Start at the top of the records below and copy them exactly to the end.

DATA SUPPLIED:
══════════════════════════════
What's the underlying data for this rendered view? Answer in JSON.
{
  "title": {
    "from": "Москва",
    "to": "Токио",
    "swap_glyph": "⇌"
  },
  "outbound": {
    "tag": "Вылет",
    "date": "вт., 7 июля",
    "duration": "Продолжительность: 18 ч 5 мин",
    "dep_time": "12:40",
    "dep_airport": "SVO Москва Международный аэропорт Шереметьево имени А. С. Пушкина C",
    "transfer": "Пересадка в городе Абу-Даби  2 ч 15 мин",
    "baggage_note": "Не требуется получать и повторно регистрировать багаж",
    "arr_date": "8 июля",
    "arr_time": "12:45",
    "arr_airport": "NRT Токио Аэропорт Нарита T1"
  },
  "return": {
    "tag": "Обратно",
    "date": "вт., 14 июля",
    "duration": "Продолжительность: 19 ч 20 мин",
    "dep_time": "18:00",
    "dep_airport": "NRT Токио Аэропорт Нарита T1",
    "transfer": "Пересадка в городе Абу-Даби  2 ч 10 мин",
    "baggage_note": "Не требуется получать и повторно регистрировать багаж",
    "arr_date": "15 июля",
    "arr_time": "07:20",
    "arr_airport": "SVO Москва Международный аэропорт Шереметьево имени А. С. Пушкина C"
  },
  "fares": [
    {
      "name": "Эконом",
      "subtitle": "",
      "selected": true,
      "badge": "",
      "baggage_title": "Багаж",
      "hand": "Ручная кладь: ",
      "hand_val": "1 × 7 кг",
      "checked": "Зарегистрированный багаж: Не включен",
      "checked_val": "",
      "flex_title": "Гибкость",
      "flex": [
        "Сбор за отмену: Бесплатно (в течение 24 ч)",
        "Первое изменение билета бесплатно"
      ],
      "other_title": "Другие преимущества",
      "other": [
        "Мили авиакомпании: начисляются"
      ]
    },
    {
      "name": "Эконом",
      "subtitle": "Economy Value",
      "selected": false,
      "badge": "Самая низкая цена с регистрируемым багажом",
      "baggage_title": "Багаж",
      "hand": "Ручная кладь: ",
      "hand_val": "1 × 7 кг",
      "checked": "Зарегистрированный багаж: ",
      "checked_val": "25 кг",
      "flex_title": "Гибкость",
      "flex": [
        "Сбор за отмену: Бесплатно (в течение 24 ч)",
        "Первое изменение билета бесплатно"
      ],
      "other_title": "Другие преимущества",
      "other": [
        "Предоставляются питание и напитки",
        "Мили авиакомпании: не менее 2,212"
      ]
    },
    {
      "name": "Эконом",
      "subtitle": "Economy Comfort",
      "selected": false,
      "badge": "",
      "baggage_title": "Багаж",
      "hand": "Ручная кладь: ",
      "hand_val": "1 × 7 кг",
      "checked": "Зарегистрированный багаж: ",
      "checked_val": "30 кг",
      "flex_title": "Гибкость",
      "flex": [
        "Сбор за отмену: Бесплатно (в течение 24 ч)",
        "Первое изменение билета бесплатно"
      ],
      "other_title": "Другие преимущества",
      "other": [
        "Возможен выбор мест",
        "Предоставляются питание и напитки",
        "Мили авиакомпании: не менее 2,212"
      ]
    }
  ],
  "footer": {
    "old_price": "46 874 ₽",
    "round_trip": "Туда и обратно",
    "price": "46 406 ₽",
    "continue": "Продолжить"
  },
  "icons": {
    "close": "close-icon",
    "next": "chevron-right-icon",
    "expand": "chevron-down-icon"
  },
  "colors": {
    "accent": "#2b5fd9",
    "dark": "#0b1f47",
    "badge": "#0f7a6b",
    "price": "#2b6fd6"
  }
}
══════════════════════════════
WRITTEN RESPONSE:
What's the underlying data for this rendered view? Answer in JSON.
{
  "title": {
    "from": "Москва",
    "to": "Токио",
    "swap_glyph": "⇌"
  },
  "outbound": {
    "tag": "Вылет",
    "date": "вт., 7 июля",
    "duration": "Продолжительность: 18 ч 5 мин",
    "dep_time": "12:40",
    "dep_airport": "SVO Москва Международный аэропорт Шереметьево имени А. С. Пушкина C",
    "transfer": "Пересадка в городе Абу-Даби  2 ч 15 мин",
    "baggage_note": "Не требуется получать и повторно регистрировать багаж",
    "arr_date": "8 июля",
    "arr_time": "12:45",
    "arr_airport": "NRT Токио Аэропорт Нарита T1"
  },
  "return": {
    "tag": "Обратно",
    "date": "вт., 14 июля",
    "duration": "Продолжительность: 19 ч 20 мин",
    "dep_time": "18:00",
    "dep_airport": "NRT Токио Аэропорт Нарита T1",
    "transfer": "Пересадка в городе Абу-Даби  2 ч 10 мин",
    "baggage_note": "Не требуется получать и повторно регистрировать багаж",
    "arr_date": "15 июля",
    "arr_time": "07:20",
    "arr_airport": "SVO Москва Международный аэропорт Шереметьево имени А. С. Пушкина C"
  },
  "fares": [
    {
      "name": "Эконом",
      "subtitle": "",
      "selected": true,
      "badge": "",
      "baggage_title": "Багаж",
      "hand": "Ручная кладь: ",
      "hand_val": "1 × 7 кг",
      "checked": "Зарегистрированный багаж: Не включен",
      "checked_val": "",
      "flex_title": "Гибкость",
      "flex": [
        "Сбор за отмену: Бесплатно (в течение 24 ч)",
        "Первое изменение билета бесплатно"
      ],
      "other_title": "Другие преимущества",
      "other": [
        "Мили авиакомпании: начисляются"
      ]
    },
    {
      "name": "Эконом",
      "subtitle": "Economy Value",
      "selected": false,
      "badge": "Самая низкая цена с регистрируемым багажом",
      "baggage_title": "Багаж",
      "hand": "Ручная кладь: ",
      "hand_val": "1 × 7 кг",
      "checked": "Зарегистрированный багаж: ",
      "checked_val": "25 кг",
      "flex_title": "Гибкость",
      "flex": [
        "Сбор за отмену: Бесплатно (в течение 24 ч)",
        "Первое изменение билета бесплатно"
      ],
      "other_title": "Другие преимущества",
      "other": [
        "Предоставляются питание и напитки",
        "Мили авиакомпании: не менее 2,212"
      ]
    },
    {
      "name": "Эконом",
      "subtitle": "Economy Comfort",
      "selected": false,
      "badge": "",
      "baggage_title": "Багаж",
      "hand": "Ручная кладь: ",
      "hand_val": "1 × 7 кг",
      "checked": "Зарегистрированный багаж: ",
      "checked_val": "30 кг",
      "flex_title": "Гибкость",
      "flex": [
        "Сбор за отмену: Бесплатно (в течение 24 ч)",
        "Первое изменение билета бесплатно"
      ],
      "other_title": "Другие преимущества",
      "other": [
        "Возможен выбор мест",
        "Предоставляются питание и напитки",
        "Мили авиакомпании: не менее 2,212"
      ]
    }
  ],
  "footer": {
    "old_price": "46 874 ₽",
    "round_trip": "Туда и обратно",
    "price": "46 406 ₽",
    "continue": "Продолжить"
  },
  "icons": {
    "close": "close-icon",
    "next": "chevron-right-icon",
    "expand": "chevron-down-icon"
  },
  "colors": {
    "accent": "#2b5fd9",
    "dark": "#0b1f47",
    "badge": "#0f7a6b",
    "price": "#2b6fd6"
  }
}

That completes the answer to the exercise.